"Please get dressed?" No. "Share with your sister!" No. "Are you listening to me?" No. Sometimes I think it is the only word they can say. I,on the other hand, have some serious trouble saying No. I'm not talking about to my kids, that seems to come frighteningly easy. I'm talking about to other people.
I already have 3 kids you want me to watch yours? "No problem." And bake your neighbor a pie? "Sure.What flavor? What did you say?" While hopping on one foot with a crying baby in one arm and 2 screaming kids hanging onto each leg? "You can count on me, I'll get it done."
I'm not talking about saying "No" to good friends or family who ask when they need something, but to those people who ask, who take advantage and who think that because I'm a stay at home mom, I have nothing to do except take care of my kids, their kids,and every one's strays.

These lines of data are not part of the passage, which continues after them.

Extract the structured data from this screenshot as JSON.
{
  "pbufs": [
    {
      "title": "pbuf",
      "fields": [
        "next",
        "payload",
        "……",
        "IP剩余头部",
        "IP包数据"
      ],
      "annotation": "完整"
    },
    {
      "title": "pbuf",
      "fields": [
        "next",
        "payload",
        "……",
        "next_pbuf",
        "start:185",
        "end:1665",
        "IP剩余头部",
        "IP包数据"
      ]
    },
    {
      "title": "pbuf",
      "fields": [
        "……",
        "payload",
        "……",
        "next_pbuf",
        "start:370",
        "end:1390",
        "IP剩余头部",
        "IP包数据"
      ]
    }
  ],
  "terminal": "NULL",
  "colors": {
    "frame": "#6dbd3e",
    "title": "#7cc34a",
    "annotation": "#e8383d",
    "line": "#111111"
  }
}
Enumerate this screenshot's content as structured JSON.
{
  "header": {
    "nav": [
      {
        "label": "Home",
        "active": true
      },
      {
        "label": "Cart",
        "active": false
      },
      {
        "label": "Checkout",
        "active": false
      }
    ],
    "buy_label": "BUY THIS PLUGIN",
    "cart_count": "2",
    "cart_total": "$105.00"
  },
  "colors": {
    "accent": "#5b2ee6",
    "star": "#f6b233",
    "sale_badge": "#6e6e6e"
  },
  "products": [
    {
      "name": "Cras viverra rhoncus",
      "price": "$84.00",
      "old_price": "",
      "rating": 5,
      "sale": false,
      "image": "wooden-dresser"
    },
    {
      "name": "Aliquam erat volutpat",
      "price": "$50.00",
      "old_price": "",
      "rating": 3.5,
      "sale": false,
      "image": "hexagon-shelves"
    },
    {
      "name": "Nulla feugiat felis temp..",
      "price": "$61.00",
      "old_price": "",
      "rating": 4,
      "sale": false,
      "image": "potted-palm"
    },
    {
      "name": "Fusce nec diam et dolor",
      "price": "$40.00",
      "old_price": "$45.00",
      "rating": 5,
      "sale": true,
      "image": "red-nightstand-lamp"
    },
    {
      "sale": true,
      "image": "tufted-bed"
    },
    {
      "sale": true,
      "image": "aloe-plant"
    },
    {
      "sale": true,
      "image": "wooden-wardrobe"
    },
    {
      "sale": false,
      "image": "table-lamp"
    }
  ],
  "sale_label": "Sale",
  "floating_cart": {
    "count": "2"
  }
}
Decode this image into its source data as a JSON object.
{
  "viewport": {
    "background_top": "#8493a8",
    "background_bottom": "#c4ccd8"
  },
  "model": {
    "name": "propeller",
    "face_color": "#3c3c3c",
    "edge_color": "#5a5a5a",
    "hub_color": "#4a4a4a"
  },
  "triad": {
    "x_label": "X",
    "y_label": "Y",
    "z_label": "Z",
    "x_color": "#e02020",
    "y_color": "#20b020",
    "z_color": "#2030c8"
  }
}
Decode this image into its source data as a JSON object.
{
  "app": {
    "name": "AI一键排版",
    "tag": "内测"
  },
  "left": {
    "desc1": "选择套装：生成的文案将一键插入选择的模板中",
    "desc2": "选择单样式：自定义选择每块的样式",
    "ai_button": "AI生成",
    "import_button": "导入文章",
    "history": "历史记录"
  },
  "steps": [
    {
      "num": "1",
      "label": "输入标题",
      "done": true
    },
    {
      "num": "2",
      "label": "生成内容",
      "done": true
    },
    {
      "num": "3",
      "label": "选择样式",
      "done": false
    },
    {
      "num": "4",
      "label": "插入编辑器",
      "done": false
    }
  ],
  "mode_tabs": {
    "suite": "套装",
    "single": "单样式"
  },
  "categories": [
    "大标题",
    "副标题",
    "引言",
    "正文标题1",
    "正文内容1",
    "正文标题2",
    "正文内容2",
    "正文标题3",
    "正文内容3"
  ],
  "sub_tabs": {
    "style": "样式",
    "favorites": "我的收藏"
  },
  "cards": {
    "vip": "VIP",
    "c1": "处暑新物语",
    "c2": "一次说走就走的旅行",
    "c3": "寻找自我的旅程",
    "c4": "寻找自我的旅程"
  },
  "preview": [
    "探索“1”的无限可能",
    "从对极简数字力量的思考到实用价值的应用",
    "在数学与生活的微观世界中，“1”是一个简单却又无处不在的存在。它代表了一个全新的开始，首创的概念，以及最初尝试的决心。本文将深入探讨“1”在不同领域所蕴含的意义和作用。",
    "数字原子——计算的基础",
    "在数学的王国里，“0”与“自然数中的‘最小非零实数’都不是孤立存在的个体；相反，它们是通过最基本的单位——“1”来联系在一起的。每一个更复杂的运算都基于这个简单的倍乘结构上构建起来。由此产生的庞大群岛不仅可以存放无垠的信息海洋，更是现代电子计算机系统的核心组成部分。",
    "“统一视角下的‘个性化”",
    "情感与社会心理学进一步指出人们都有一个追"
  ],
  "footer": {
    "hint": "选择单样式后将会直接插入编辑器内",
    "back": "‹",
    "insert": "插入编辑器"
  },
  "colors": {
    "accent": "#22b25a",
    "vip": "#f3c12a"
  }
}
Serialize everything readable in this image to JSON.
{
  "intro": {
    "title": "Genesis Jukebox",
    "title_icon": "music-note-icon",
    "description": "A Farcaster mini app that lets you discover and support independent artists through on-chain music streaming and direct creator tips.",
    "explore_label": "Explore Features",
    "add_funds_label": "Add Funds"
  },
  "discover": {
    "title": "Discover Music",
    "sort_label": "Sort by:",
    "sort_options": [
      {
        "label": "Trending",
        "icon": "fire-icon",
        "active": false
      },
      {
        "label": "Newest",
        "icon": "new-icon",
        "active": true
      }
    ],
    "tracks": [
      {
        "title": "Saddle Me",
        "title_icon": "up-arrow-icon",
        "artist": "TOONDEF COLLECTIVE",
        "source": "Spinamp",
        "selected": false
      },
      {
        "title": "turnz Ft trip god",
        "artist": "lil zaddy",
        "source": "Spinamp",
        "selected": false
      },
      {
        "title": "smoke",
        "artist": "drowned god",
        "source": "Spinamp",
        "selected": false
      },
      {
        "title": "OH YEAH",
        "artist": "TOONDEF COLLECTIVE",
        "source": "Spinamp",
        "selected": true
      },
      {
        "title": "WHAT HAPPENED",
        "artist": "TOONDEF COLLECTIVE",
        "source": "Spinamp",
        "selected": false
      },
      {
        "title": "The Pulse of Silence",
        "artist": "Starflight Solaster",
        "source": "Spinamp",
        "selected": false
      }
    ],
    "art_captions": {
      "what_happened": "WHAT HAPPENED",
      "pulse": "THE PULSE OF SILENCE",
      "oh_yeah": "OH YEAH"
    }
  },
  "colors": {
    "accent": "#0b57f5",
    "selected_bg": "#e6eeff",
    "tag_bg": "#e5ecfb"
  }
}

I don't know if I think it's not an acceptable response or I don't want to hurt their feelings but I could definitely practice the power of no.I'm not sure why the hurting someone's feelings comes into play, that should be tossed out the window when you have children or you'll get walked on, stepped on, starred at in public, frustrated overwhelmed and blood pressure through the roof.
I'm going to start practicing the power of saying "No". Looking for tips I found an article on Self Growth.com entitled, The Power of Saying No, by Linda Tillman, PhD. Perfect. At the end of the article Tillman gives her tips on saying "No":
1. When someone makes a request, it is always OK to *ASK FOR TIME TO THINK IT OVER*. Remind yourself that the decision is entirely up to you. (That is a good one, especially when you feel put on the spot and you have to answer right then and there.)
2. Use your nonverbal assertiveness to underline the "No." Make sure that your voice is firm and direct. Look into the person's eyes as you say, "No." Shake your head "No," as you say, "No."...(Seems a bit like speaking to my child)
3. Remember that "No," is an honorable response. If you decide that "No," is the answer that you prefer to give, then it is authentic and honest for you to say, "No."
4. If you say, "Yes," when you want to say, "No," you will feel resentful throughout whatever you agreed to do. This costs you energy and discomfort and is not necessary if you just say, "No" when you need to.
(I have felt resent over saying yes many times.)
5. If you are saying, "No," to someone whom you would help under different circumstances, use an empathic response to ease the rejection. For example, to your friend who needs you to keep her child while she goes to the doctor, you might say, "No, Susie, I can't keep Billie for you. I know it must be hard for you to find someone at that time of day, but I have already made lunch plans and I won't be able to help you.
6. Start your sentence with the word, "No." It's easier to keep the commitment to say.
It's not that I want to become like Jim Carey in the Yes, Man, except always saying No. But I'd like to be able to say "No" to more things. Sometimes, I'd like to take myself into consideration first when giving in answer instead of taking into consideration the person asking the question.
Not to be totally selfish, but that's somewhat the point right?
Today I practiced the power of saying"No. I said "No" to a telemarketer calling to get me to participate in a survey. This past weekend I said, "No" to Jehovah Witnesses who, again, came to my door even after politely listening and turning them down about a dozen times before. And I said "No" to the salesperson at the mall wanting to spray me with some stinky perfume.
And of course, there were the repetitive "No"s to my 3 year old when she jumped off, "No" to my son who wanted to use the computer, when I wanted to use it, and "No" to my 9 month old who went to grab and chew on the electrical cord, for obvious reasons.
Alright...it's the children, and I'd say "No" anyway, but I've got to start somewhere right?
What or who do you wish you could say "No" to?